◆ YOUR OBJECTIVE:
Report every line below that has the string "aninhada" in it.

◆ Items from a dataset:
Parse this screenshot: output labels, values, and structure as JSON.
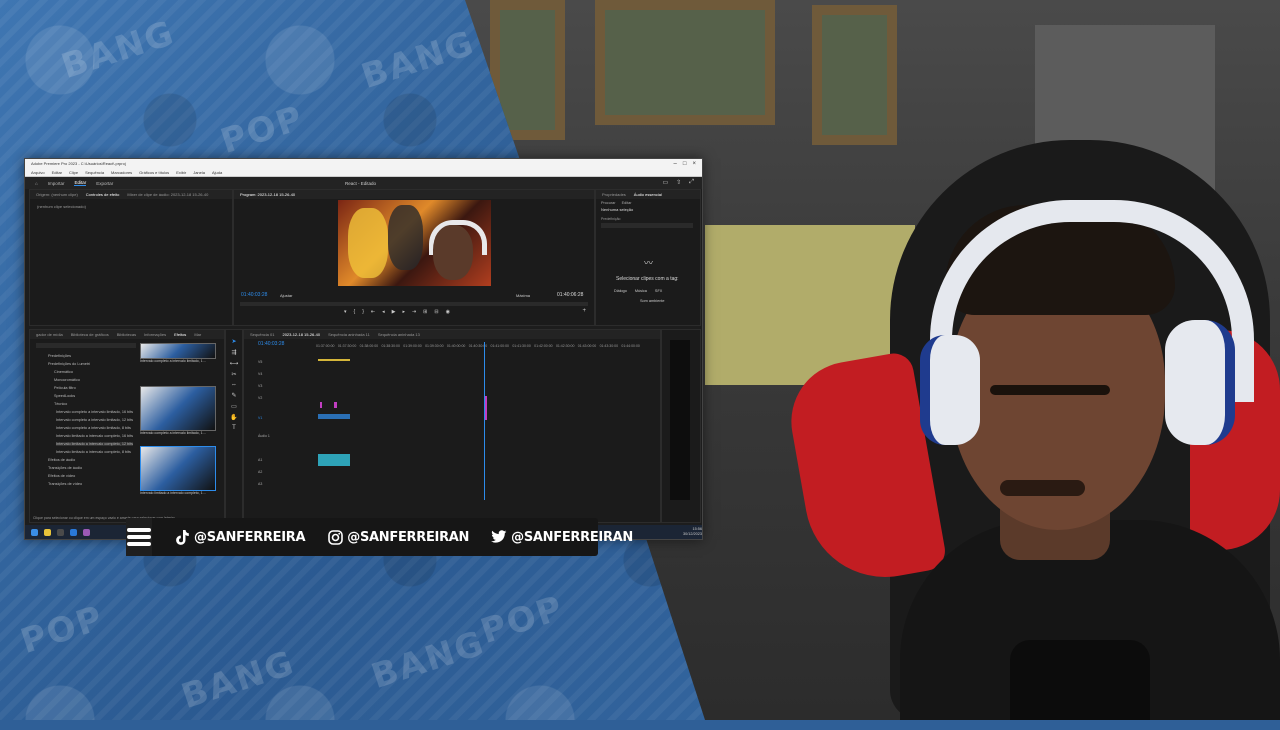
{
  "premiere": {
    "window_title": "Adobe Premiere Pro 2023 - C:\\Usuários\\React\\.prproj",
    "menu": [
      "Arquivo",
      "Editar",
      "Clipe",
      "Sequência",
      "Marcadores",
      "Gráficos e títulos",
      "Exibir",
      "Janela",
      "Ajuda"
    ],
    "workspace_tabs": [
      "Importar",
      "Editar",
      "Exportar"
    ],
    "active_workspace": "Editar",
    "project_name": "React - Editado",
    "source_tabs": [
      "Origem: (nenhum clipe)",
      "Controles de efeito",
      "Mixer de clipe de áudio: 2023-12-18 15-26-40",
      "Program: 2023-12-18 15-26-40"
    ],
    "no_clip_text": "(nenhum clipe selecionado)",
    "program": {
      "timecode_left": "01:40:03:28",
      "fit": "Ajustar",
      "quality": "Máxima",
      "timecode_right": "01:40:06:28"
    },
    "essential_sound": {
      "tabs": [
        "Propriedades",
        "Áudio essencial"
      ],
      "subtabs": [
        "Procurar",
        "Editar"
      ],
      "no_selection": "Nenhuma seleção",
      "preset_label": "Predefinição",
      "select_prompt": "Selecionar clipes com a tag:",
      "tag_buttons": [
        "Diálogo",
        "Música",
        "SFX"
      ],
      "ambience": "Som ambiente"
    },
    "effects_tabs": [
      "gador de mídia",
      "Biblioteca de gráficos",
      "Bibliotecas",
      "Informações",
      "Efeitos",
      "Mar"
    ],
    "effects_tree": [
      "Predefinições",
      "Predefinições do Lumetri",
      "Cinemático",
      "Monocromático",
      "Película filtro",
      "SpeedLooks",
      "Técnico",
      "Intervalo completo a intervalo limitado, 16 bits",
      "Intervalo completo a intervalo limitado, 12 bits",
      "Intervalo completo a intervalo limitado, 8 bits",
      "Intervalo limitado a intervalo completo, 16 bits",
      "Intervalo limitado a intervalo completo, 12 bits",
      "Intervalo limitado a intervalo completo, 8 bits",
      "Efeitos de áudio",
      "Transições de áudio",
      "Efeitos de vídeo",
      "Transições de vídeo"
    ],
    "thumb_labels": [
      "Intervalo completo a intervalo limitado, 1…",
      "Intervalo completo a intervalo limitado, 1…",
      "Intervalo limitado a intervalo completo, 1…"
    ],
    "timeline_tabs": [
      "Sequência 01",
      "2023-12-18 15-26-40",
      "Sequência aninhada 11",
      "Sequência aninhada 13"
    ],
    "timeline_timecode": "01:40:03:28",
    "ruler": [
      "01:37:00:00",
      "01:37:30:00",
      "01:38:00:00",
      "01:38:30:00",
      "01:39:00:00",
      "01:39:30:00",
      "01:40:00:00",
      "01:40:30:00",
      "01:41:00:00",
      "01:41:30:00",
      "01:42:00:00",
      "01:42:30:00",
      "01:43:00:00",
      "01:43:30:00",
      "01:44:00:00"
    ],
    "tracks": [
      "V5",
      "V4",
      "V3",
      "V2",
      "V1",
      "A1",
      "A2",
      "A3"
    ],
    "audio_label": "Áudio 1",
    "status_text": "Clique para selecionar ou clique em um espaço vazio e arraste para selecionar com letreiro...",
    "tray_time": "15:56",
    "tray_date": "30/12/2023"
  },
  "social": {
    "tiktok": "@SANFERREIRA",
    "instagram": "@SANFERREIRAN",
    "twitter": "@SANFERREIRAN"
  },
  "background_words": [
    "BANG",
    "POP",
    "BANG",
    "POP",
    "BANG",
    "POP",
    "BANG"
  ]
}
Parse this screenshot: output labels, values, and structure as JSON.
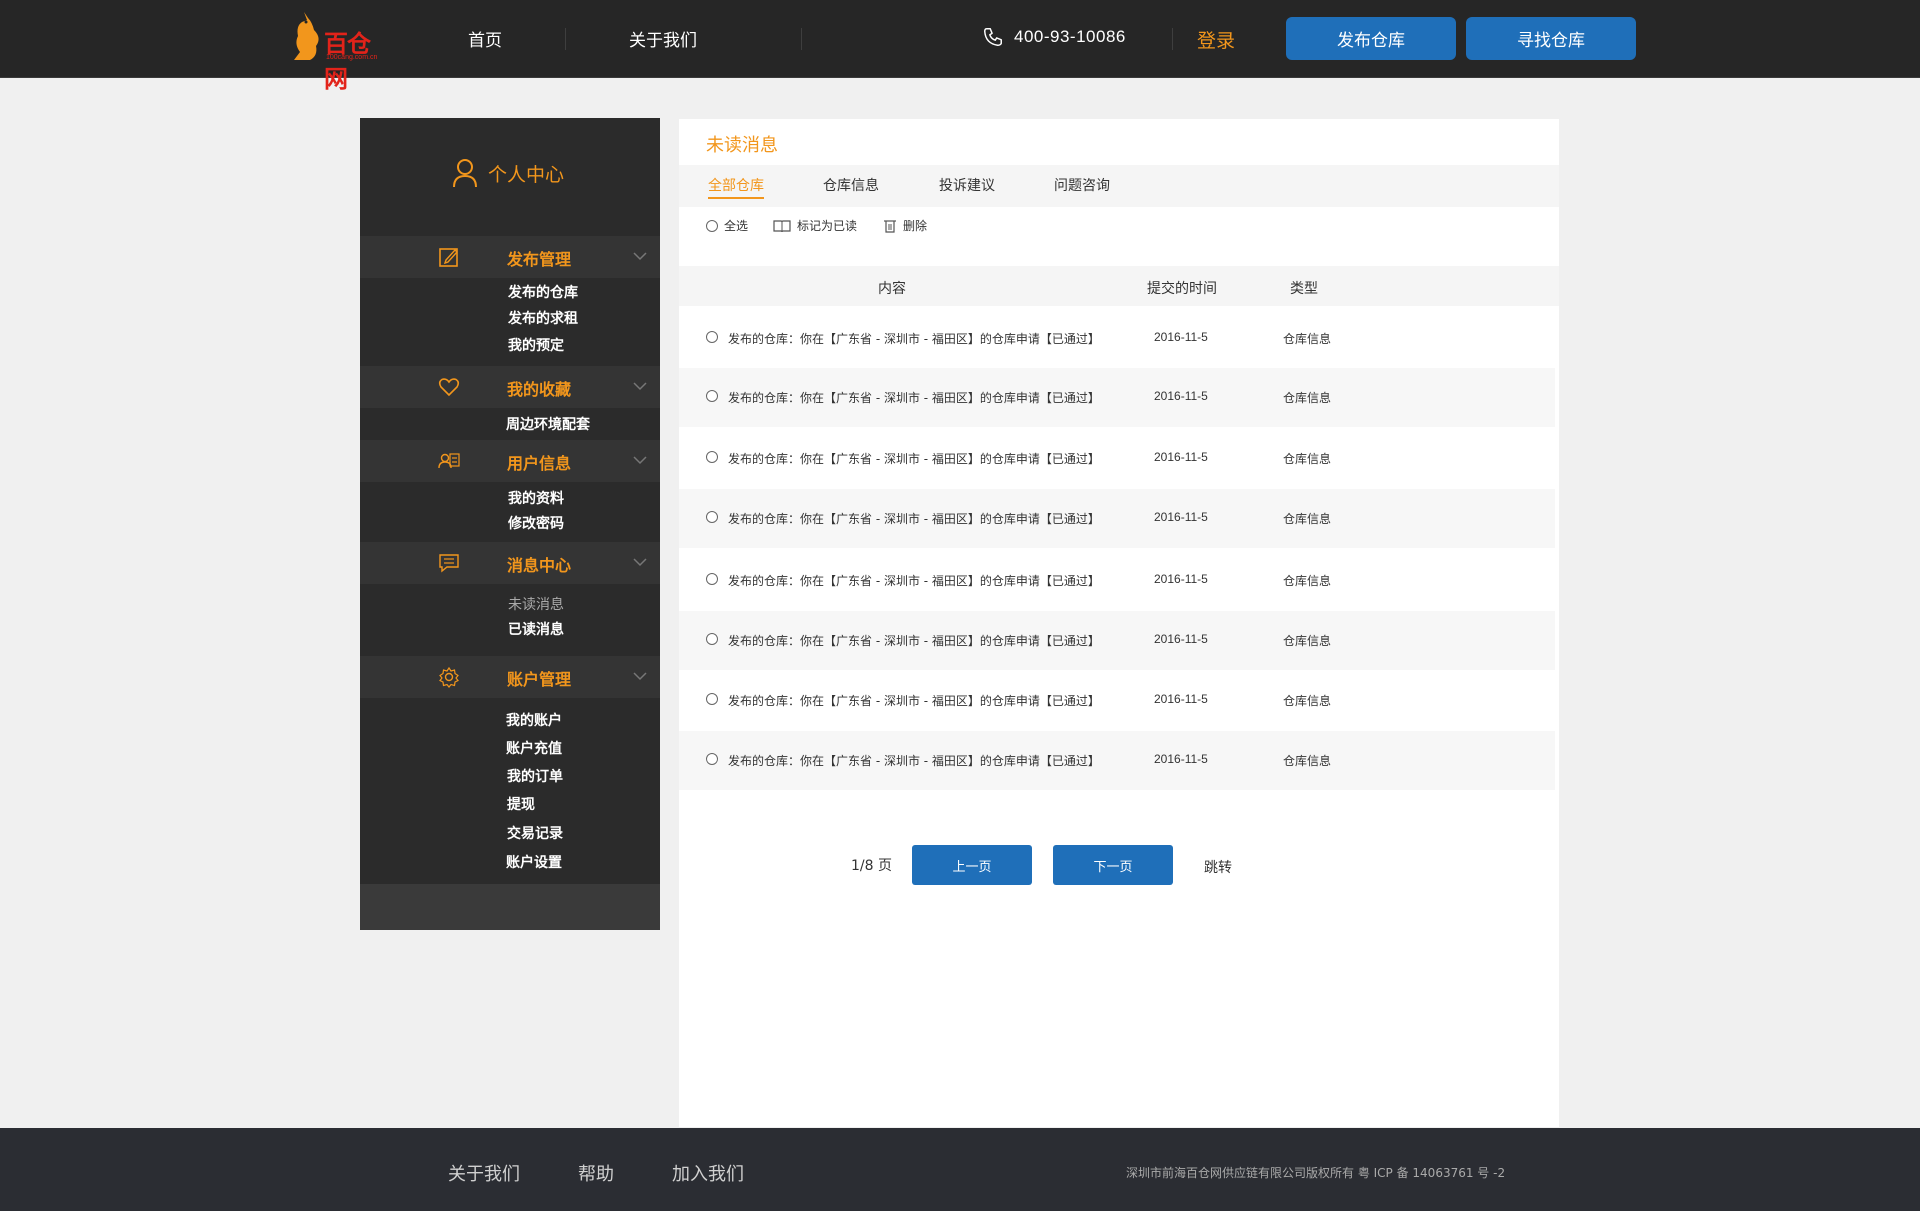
{
  "header": {
    "logo_text": "百仓网",
    "logo_sub": "100cang.com.cn",
    "nav": [
      "首页",
      "关于我们"
    ],
    "phone": "400-93-10086",
    "login": "登录",
    "publish_btn": "发布仓库",
    "find_btn": "寻找仓库",
    "accent": "#f2961c",
    "button_color": "#1f6fb9"
  },
  "sidebar": {
    "title": "个人中心",
    "sections": [
      {
        "label": "发布管理",
        "icon": "edit-icon",
        "items": [
          "发布的仓库",
          "发布的求租",
          "我的预定"
        ]
      },
      {
        "label": "我的收藏",
        "icon": "heart-icon",
        "items": [
          "周边环境配套"
        ]
      },
      {
        "label": "用户信息",
        "icon": "user-card-icon",
        "items": [
          "我的资料",
          "修改密码"
        ]
      },
      {
        "label": "消息中心",
        "icon": "message-icon",
        "items": [
          "未读消息",
          "已读消息"
        ]
      },
      {
        "label": "账户管理",
        "icon": "gear-icon",
        "items": [
          "我的账户",
          "账户充值",
          "我的订单",
          "提现",
          "交易记录",
          "账户设置"
        ]
      }
    ]
  },
  "main": {
    "title": "未读消息",
    "tabs": [
      "全部仓库",
      "仓库信息",
      "投诉建议",
      "问题咨询"
    ],
    "toolbar": {
      "select_all": "全选",
      "mark_read": "标记为已读",
      "delete": "删除"
    },
    "columns": [
      "内容",
      "提交的时间",
      "类型"
    ],
    "rows": [
      {
        "content": "发布的仓库：你在【广东省 - 深圳市 - 福田区】的仓库申请【已通过】",
        "date": "2016-11-5",
        "type": "仓库信息"
      },
      {
        "content": "发布的仓库：你在【广东省 - 深圳市 - 福田区】的仓库申请【已通过】",
        "date": "2016-11-5",
        "type": "仓库信息"
      },
      {
        "content": "发布的仓库：你在【广东省 - 深圳市 - 福田区】的仓库申请【已通过】",
        "date": "2016-11-5",
        "type": "仓库信息"
      },
      {
        "content": "发布的仓库：你在【广东省 - 深圳市 - 福田区】的仓库申请【已通过】",
        "date": "2016-11-5",
        "type": "仓库信息"
      },
      {
        "content": "发布的仓库：你在【广东省 - 深圳市 - 福田区】的仓库申请【已通过】",
        "date": "2016-11-5",
        "type": "仓库信息"
      },
      {
        "content": "发布的仓库：你在【广东省 - 深圳市 - 福田区】的仓库申请【已通过】",
        "date": "2016-11-5",
        "type": "仓库信息"
      },
      {
        "content": "发布的仓库：你在【广东省 - 深圳市 - 福田区】的仓库申请【已通过】",
        "date": "2016-11-5",
        "type": "仓库信息"
      },
      {
        "content": "发布的仓库：你在【广东省 - 深圳市 - 福田区】的仓库申请【已通过】",
        "date": "2016-11-5",
        "type": "仓库信息"
      }
    ],
    "pager": {
      "info": "1/8 页",
      "prev": "上一页",
      "next": "下一页",
      "jump": "跳转"
    }
  },
  "footer": {
    "links": [
      "关于我们",
      "帮助",
      "加入我们"
    ],
    "copyright": "深圳市前海百仓网供应链有限公司版权所有   粤 ICP 备 14063761 号 -2"
  }
}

◆ SOLUTION TO THE EXERCISE:
      "Sequência aninhada 11",
      "Sequência aninhada 13"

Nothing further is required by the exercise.